There is a space in this reading that the patriarchy of the church has tried to limit and trivialise because it cannot be colonised. The babies might be males (and how often is that the main focus in Sunday preachings) but they are males who are accepting and enjoying this all-female space where two powerful theologians meet to create meaning together. John, the great prophet as a foetus hears the voice of Mary (hears her unsilencing) and leaps for joy. He correctly interprets this women’s speaking as enriching for the church and related to the message he will come to preach.

This close to Christmas then, there are two things we need to do to prepare for Christmas (more important than shopping and cooking and decorating and all the rest of it). Firstly we need to reconnect with the justice and equality agenda of the reign of God, before we can claim to be “waiting” or “hoping”. We need to seek God’s interests, beyond narrow self-interest (wanting to allow refugees in a a very concrete example of that, but there is so much to be done to undo the wrong and inequality that we hide in). That is the first thing we need to do to be “prepared” for the real Christmas which is more than a festival of consumerism.

The second thing we need to do is find those solace points that feed us, those wise people who need our presence.

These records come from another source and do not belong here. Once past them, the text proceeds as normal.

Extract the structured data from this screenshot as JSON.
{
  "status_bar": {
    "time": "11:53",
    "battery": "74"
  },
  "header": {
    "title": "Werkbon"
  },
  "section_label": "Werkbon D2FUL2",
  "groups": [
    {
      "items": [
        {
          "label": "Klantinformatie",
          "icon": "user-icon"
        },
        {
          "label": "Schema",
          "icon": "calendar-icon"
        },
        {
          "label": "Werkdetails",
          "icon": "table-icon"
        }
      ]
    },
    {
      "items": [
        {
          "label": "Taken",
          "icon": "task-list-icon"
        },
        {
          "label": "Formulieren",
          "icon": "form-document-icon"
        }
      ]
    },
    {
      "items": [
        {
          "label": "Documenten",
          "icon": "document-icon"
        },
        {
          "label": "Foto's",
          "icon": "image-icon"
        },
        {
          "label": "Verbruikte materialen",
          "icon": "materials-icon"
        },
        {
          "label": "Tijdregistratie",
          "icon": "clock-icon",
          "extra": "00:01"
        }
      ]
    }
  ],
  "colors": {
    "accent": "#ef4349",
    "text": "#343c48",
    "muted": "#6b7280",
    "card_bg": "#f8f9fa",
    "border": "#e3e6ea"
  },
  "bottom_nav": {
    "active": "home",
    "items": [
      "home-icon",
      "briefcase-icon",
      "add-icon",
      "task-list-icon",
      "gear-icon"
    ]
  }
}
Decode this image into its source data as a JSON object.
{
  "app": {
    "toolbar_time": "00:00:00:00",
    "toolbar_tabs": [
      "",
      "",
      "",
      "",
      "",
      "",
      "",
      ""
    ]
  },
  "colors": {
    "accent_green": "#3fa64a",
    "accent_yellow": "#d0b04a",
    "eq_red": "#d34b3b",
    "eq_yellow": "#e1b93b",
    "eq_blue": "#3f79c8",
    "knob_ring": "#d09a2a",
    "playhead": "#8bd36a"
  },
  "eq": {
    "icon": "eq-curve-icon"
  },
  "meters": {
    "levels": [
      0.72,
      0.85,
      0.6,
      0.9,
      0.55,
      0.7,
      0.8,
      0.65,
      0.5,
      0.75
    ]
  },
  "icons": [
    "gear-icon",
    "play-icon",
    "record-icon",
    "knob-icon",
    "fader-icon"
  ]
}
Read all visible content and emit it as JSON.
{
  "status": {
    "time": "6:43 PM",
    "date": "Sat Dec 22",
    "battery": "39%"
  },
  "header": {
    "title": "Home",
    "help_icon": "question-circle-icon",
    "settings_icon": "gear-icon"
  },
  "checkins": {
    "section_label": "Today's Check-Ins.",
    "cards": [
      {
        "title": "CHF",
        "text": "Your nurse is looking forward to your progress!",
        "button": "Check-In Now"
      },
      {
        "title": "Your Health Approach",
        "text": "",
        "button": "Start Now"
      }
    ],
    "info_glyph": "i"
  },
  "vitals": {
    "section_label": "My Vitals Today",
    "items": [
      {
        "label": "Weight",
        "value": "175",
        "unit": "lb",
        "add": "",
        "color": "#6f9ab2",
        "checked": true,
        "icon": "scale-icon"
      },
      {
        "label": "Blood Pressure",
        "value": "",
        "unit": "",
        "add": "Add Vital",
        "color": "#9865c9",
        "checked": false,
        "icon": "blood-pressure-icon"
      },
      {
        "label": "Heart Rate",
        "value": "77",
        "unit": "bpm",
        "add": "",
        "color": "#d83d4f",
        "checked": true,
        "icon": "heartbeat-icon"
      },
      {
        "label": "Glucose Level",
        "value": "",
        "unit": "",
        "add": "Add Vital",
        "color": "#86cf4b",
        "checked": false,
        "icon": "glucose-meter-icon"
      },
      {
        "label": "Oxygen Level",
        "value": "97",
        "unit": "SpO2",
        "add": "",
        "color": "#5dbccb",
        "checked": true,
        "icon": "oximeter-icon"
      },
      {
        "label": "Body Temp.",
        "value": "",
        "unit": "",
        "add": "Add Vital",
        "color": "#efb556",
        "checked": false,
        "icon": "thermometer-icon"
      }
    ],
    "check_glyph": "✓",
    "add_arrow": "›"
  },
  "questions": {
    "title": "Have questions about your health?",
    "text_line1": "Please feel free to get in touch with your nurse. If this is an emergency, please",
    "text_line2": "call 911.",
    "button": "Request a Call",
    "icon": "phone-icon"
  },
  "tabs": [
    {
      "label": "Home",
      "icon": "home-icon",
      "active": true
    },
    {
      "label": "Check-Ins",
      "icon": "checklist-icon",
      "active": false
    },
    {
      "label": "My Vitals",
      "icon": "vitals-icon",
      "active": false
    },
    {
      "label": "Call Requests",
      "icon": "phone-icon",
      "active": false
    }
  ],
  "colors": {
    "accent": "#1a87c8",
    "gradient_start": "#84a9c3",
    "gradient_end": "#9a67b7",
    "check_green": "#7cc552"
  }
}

We need to reach out with support and ask for support not just from the great leaders of society and of the church but from the grass-roots community. There is a space in God for a women’s space, a queer space, an ethnic space, a space to be ourselves with the people who with us may be trivialised by the rulers of this world. Mary and Elizabeth on one level are “switching off” from the patriarchal church perhaps, but they are not doing it in an empty way. There is a moment of communion, of feeding each other God’s word. A moment of praise and prophecy. A moment of love, an embrace.

They bring their heavy, pregnant bellies into this communion, their baggage as the nurturers and care-givers of families. Only when we are in that safe space- accepted for who we really are can we really mean the words ”my  soul glorifies God”.

Justice….relationship….then peace on earth begins to look more possible.